Patient portals do not improve hospital outcomes

Patient portals are meant to improve patient knowledge and engagement, but the current use of portals has not produced significant differences in outcomes, according to a study published in the Journal of Informatics in Health and Biomedicine.

Patient portals allow patients to take health into their own hands by offering a single platform to access medical records and interact with clinicians. However, evidence whether they improve outcomes, readmission or mortality is lacking. In this study, researchers examined if patients using portals during hospitalization experienced improved hospital outcomes, 30-day readmissions, inpatient mortality and 30-day mortality.

The study included a total of 7,538 patients who had signed up for a patient portal account before being hospitalized at Mayo Clinic Hospital in Jacksonville, Florida, from August 1, 2012, to July 31, 2014. Results showed 1,566 (20.8 percent) of patients used the portal while hospitalized. Patients who used the portal were likely to be younger, have fewer elective admissions, were more often admitted to medical services and more likely to have liver disease. Overall, researchers noted no significant difference between patients using the portal and those who did not in 30-day readmissions, inpatient mortality and 30-day mortality.

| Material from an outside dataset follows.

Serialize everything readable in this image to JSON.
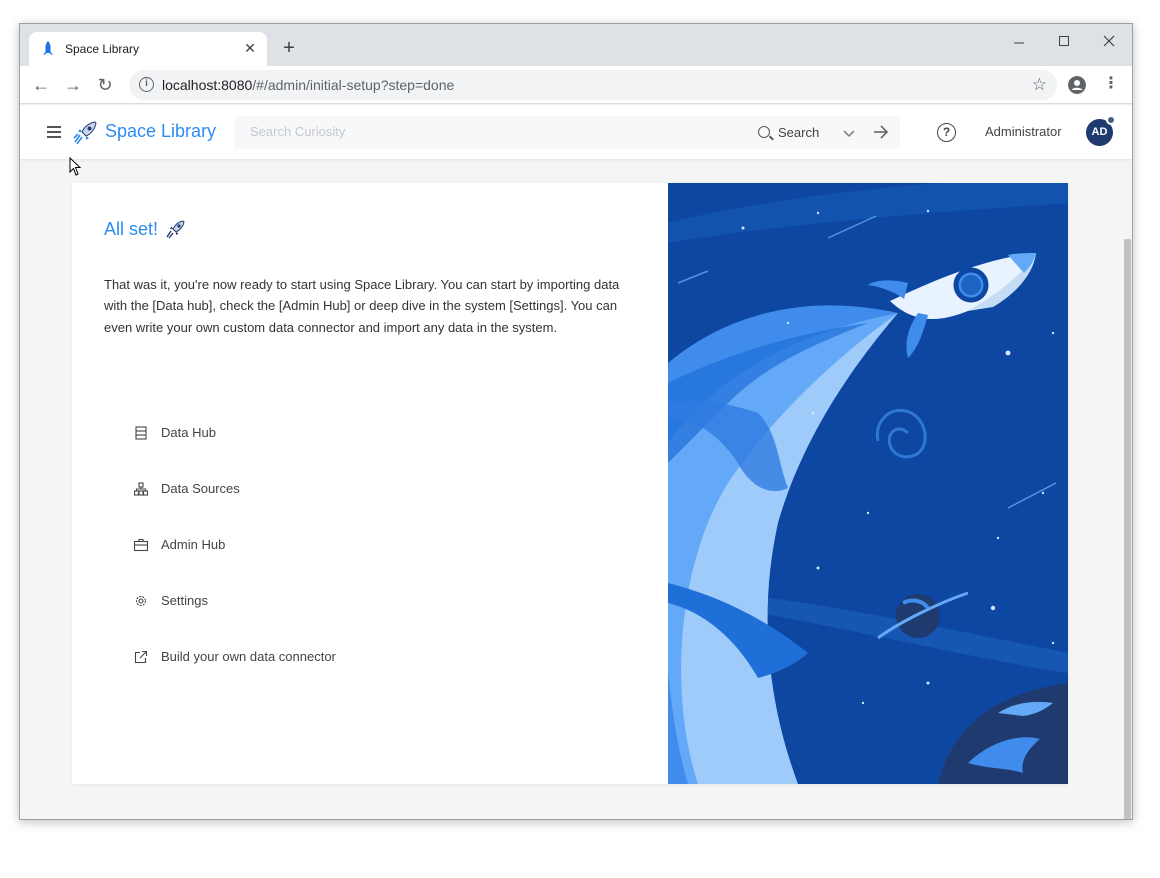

“Use of the patient portal in the inpatient setting may not improve hospital outcomes,” concluded first author Adrian Dumitrascu, with Mayo Clinic. “Future research should examine the association of portal use with more immediate inpatient health outcomes such as patient experience, patient engagement, medication reconciliation, and prevention of adverse events.”